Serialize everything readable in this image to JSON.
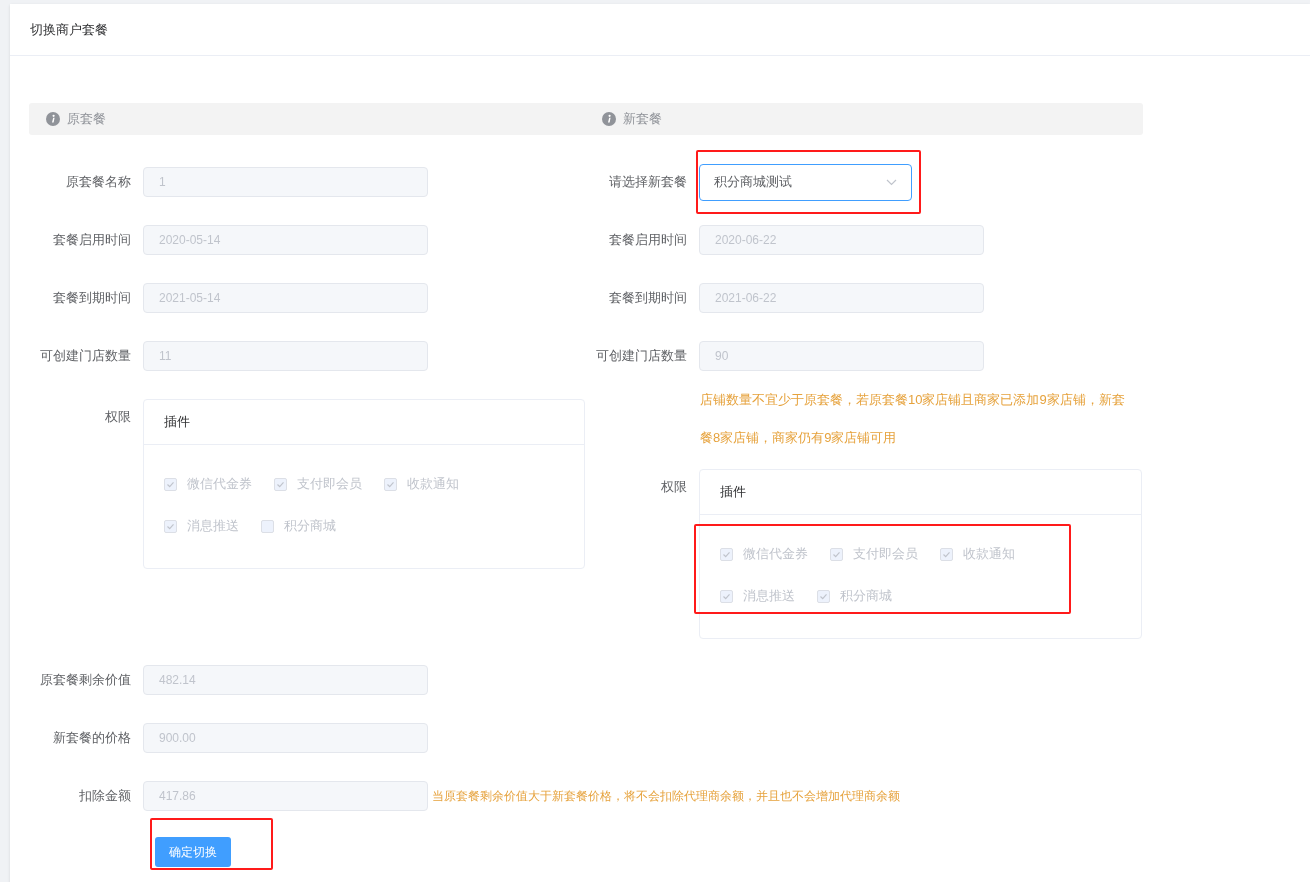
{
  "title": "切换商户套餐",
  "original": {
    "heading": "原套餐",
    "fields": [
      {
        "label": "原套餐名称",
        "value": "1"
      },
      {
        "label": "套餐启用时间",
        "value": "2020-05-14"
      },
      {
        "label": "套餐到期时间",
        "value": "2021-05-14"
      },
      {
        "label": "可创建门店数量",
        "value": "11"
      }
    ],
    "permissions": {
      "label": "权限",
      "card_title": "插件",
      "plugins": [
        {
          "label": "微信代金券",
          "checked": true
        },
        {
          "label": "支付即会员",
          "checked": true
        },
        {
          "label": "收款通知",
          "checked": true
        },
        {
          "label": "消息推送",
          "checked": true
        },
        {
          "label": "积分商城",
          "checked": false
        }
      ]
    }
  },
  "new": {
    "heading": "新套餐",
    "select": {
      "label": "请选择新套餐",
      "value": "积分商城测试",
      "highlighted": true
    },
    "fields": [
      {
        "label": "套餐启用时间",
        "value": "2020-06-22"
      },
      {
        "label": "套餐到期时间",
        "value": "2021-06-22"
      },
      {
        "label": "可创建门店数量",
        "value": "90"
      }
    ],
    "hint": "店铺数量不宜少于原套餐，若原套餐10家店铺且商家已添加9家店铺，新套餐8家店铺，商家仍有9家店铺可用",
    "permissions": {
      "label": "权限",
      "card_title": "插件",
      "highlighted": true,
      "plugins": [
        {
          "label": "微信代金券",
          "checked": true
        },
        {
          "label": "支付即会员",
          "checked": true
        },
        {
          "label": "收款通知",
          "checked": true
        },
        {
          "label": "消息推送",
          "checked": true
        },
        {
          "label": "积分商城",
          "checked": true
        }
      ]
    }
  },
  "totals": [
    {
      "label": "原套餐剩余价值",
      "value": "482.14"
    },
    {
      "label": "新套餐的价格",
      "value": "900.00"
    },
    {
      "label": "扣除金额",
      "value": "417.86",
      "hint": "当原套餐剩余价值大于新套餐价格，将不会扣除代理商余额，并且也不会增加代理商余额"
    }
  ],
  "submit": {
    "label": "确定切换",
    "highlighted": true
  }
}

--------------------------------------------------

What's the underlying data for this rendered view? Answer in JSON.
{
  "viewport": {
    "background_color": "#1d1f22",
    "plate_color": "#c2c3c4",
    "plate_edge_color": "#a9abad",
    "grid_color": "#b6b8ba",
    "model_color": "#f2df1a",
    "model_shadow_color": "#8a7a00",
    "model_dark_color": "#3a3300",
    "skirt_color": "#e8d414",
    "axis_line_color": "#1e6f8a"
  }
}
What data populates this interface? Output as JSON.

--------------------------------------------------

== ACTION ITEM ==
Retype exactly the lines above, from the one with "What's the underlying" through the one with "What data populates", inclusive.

== EXERCISE ANSWER ==
What's the underlying data for this rendered view? Answer in JSON.
{
  "viewport": {
    "background_color": "#1d1f22",
    "plate_color": "#c2c3c4",
    "plate_edge_color": "#a9abad",
    "grid_color": "#b6b8ba",
    "model_color": "#f2df1a",
    "model_shadow_color": "#8a7a00",
    "model_dark_color": "#3a3300",
    "skirt_color": "#e8d414",
    "axis_line_color": "#1e6f8a"
  }
}
What data populates this interface? Output as JSON.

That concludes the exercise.